▶ **WORK TASK**: I would like every record printed again, exactly as shown.

**** MATERIAL SHOWN

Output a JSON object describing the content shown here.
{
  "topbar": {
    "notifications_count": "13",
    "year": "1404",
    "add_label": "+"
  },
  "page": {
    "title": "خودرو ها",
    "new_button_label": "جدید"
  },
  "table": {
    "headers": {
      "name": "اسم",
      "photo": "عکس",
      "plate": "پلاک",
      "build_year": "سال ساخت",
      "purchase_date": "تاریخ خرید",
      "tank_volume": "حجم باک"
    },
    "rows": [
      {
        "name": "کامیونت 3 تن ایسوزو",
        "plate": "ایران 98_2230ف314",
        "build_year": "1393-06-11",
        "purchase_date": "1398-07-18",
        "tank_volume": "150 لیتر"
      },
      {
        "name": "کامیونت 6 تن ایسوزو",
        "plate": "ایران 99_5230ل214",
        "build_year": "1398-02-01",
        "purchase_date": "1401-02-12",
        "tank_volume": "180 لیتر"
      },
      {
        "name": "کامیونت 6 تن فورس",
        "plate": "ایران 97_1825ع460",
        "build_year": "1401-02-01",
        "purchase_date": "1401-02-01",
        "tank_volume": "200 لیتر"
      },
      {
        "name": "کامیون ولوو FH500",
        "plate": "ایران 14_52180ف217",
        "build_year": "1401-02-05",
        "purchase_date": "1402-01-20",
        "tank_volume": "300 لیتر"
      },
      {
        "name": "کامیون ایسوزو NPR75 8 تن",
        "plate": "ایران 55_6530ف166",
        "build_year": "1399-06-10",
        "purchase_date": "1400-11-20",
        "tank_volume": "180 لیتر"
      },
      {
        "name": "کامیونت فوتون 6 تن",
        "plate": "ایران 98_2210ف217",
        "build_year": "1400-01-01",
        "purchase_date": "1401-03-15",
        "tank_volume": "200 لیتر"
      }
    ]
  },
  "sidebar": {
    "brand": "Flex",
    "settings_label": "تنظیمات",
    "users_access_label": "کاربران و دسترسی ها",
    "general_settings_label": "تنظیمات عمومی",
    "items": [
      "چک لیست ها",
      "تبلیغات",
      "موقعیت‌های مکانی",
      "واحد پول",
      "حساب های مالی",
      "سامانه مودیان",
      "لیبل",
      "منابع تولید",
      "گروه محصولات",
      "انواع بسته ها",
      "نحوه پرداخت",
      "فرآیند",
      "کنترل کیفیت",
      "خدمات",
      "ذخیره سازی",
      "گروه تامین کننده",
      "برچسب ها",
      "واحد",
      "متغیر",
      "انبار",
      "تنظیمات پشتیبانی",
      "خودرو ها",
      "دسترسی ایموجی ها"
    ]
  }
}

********

▶ **TASK OUTPUT**:
Output a JSON object describing the content shown here.
{
  "topbar": {
    "notifications_count": "13",
    "year": "1404",
    "add_label": "+"
  },
  "page": {
    "title": "خودرو ها",
    "new_button_label": "جدید"
  },
  "table": {
    "headers": {
      "name": "اسم",
      "photo": "عکس",
      "plate": "پلاک",
      "build_year": "سال ساخت",
      "purchase_date": "تاریخ خرید",
      "tank_volume": "حجم باک"
    },
    "rows": [
      {
        "name": "کامیونت 3 تن ایسوزو",
        "plate": "ایران 98_2230ف314",
        "build_year": "1393-06-11",
        "purchase_date": "1398-07-18",
        "tank_volume": "150 لیتر"
      },
      {
        "name": "کامیونت 6 تن ایسوزو",
        "plate": "ایران 99_5230ل214",
        "build_year": "1398-02-01",
        "purchase_date": "1401-02-12",
        "tank_volume": "180 لیتر"
      },
      {
        "name": "کامیونت 6 تن فورس",
        "plate": "ایران 97_1825ع460",
        "build_year": "1401-02-01",
        "purchase_date": "1401-02-01",
        "tank_volume": "200 لیتر"
      },
      {
        "name": "کامیون ولوو FH500",
        "plate": "ایران 14_52180ف217",
        "build_year": "1401-02-05",
        "purchase_date": "1402-01-20",
        "tank_volume": "300 لیتر"
      },
      {
        "name": "کامیون ایسوزو NPR75 8 تن",
        "plate": "ایران 55_6530ف166",
        "build_year": "1399-06-10",
        "purchase_date": "1400-11-20",
        "tank_volume": "180 لیتر"
      },
      {
        "name": "کامیونت فوتون 6 تن",
        "plate": "ایران 98_2210ف217",
        "build_year": "1400-01-01",
        "purchase_date": "1401-03-15",
        "tank_volume": "200 لیتر"
      }
    ]
  },
  "sidebar": {
    "brand": "Flex",
    "settings_label": "تنظیمات",
    "users_access_label": "کاربران و دسترسی ها",
    "general_settings_label": "تنظیمات عمومی",
    "items": [
      "چک لیست ها",
      "تبلیغات",
      "موقعیت‌های مکانی",
      "واحد پول",
      "حساب های مالی",
      "سامانه مودیان",
      "لیبل",
      "منابع تولید",
      "گروه محصولات",
      "انواع بسته ها",
      "نحوه پرداخت",
      "فرآیند",
      "کنترل کیفیت",
      "خدمات",
      "ذخیره سازی",
      "گروه تامین کننده",
      "برچسب ها",
      "واحد",
      "متغیر",
      "انبار",
      "تنظیمات پشتیبانی",
      "خودرو ها",
      "دسترسی ایموجی ها"
    ]
  }
}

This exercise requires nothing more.